Despite very considerable research accomplishment between 1899 and 1991 and subsequently (for example — M.P. Collins in 1996 (ACI) which re-uses this graphic), a cursory review of contemporary ACI Journals may suggest the quest and support for concrete shear design theory and practice continues apace.
Hospital reconstruction and seismic strengthening provided continuous demand for construction design and engineering services in recent years. (See NISEE, Dec 9, 2011) In California, compliance with mandatory seismic performance objectives for critical health care facilities is largely supervised through the California Office of Statewide Planning and Development (OSPD). A hospital’s ability to function adequately after a large earthquake is dependent on the building’s structural components (a building’s primary load carrying system of foundation, columns, beams, floors, walls and roof), non-structural components (building elements such as ceilings, partitions, pipes, mechanical and electrical, that are not part of the structural load-bearing system), occupants (staff and patients) and contents (equipment, supplies, furnishings, etc.) remaining largely undamaged. Hospital serviceability after natural disaster relies on robust interconnectedness of lifeline systems (water, power, transportation, etc.) that support hospital services. The constitution of structural, non-structural and contents may provide unique seismic strengthening challenges for hospitals.

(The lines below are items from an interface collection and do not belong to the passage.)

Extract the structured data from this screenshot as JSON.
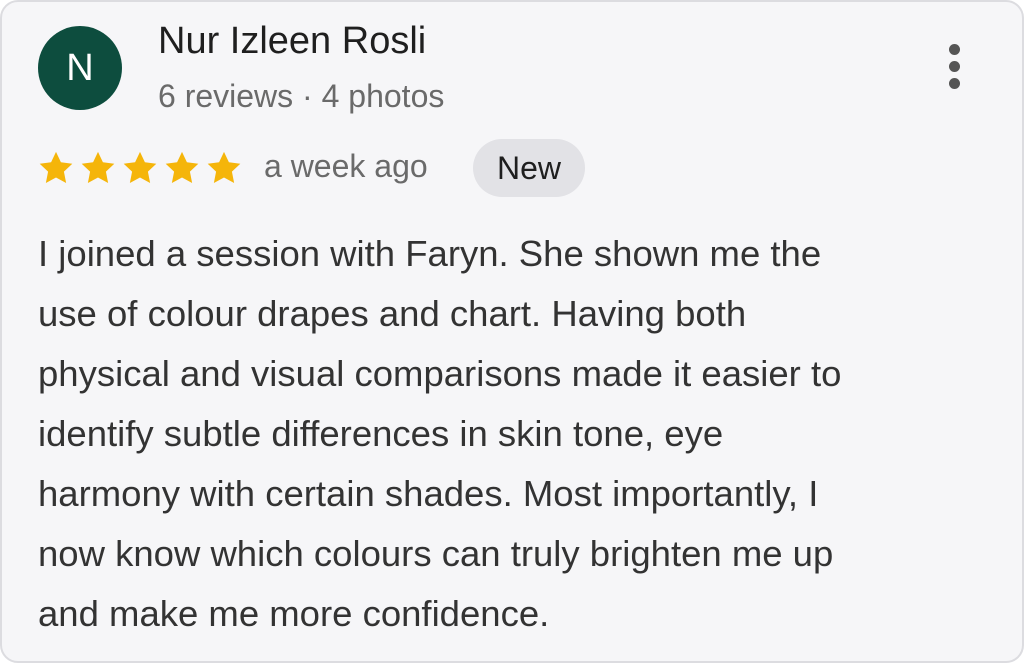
{
  "reviewer": {
    "initial": "N",
    "name": "Nur Izleen Rosli",
    "stats": "6 reviews · 4 photos",
    "avatar_color": "#0d4d3e"
  },
  "rating": {
    "stars": 5,
    "max": 5,
    "color": "#f5b50a"
  },
  "time_ago": "a week ago",
  "badge": "New",
  "review_lines": [
    "I joined a session with Faryn. She shown me the",
    "use of colour drapes and chart. Having both",
    "physical and visual comparisons made it easier to",
    "identify subtle differences in skin tone, eye",
    "harmony with certain shades. Most importantly, I",
    "now know which colours can truly brighten me up",
    "and make me more confidence."
  ],
  "icons": {
    "menu": "more-vert-icon",
    "star": "star-icon"
  }
}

For seismic strengthening of modern hospital buildings, reliable site-specific loss estimation techniques (e.g.: Blume-157) can account for structural and non-structural damage. Engineering building codes (e.g.: ICBO, FEMA, California Building Codes), applied research programs (e.g.: ATC-58, MCEER, Japan E-Defense) and sophisticated testing methodologies to analyze and strengthen structural and many non-structural systems to resist moderate to strong earthquake shaking or geotechnical damage are reasonably advanced. Video of recent shake-table testing at the University of California, San Diego (‘Building it Better: Earthquake-Resilient Hospitals for the Future’) confirms some ability to achieve both structural and non-structural hospital resilience after credible earthquakes in California.
More precise seismic fragility functions for hospital building contents and medical equipment (Zolfaghari, Porter, Furukawa) exist but experimental testing and verification of equipment fragility curves are confounded by prohibitive costs of testing very expensive medical equipment to a complete damage state (from high floor accelerations or from building displacements).

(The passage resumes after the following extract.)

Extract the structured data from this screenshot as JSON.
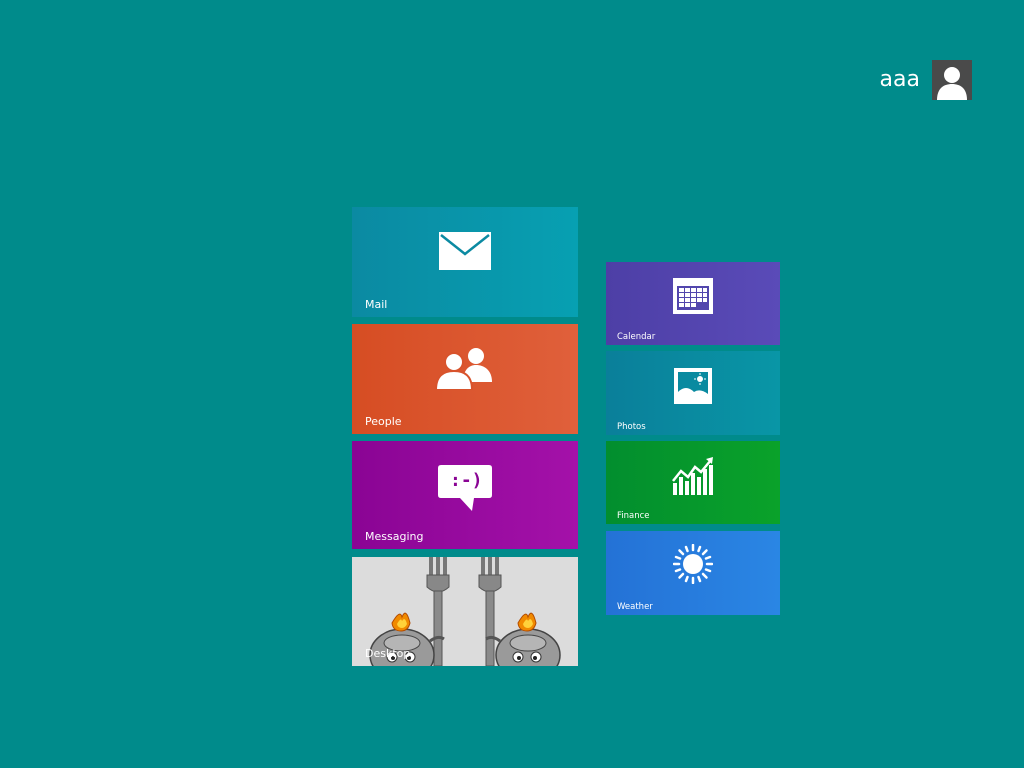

Similarly, analytical assessments of regional medical systems interconnectedness after natural disaster have been proposed (Lupoi, G. , Lupoi, A.) but can be fully tested only after a strong regional earthquake.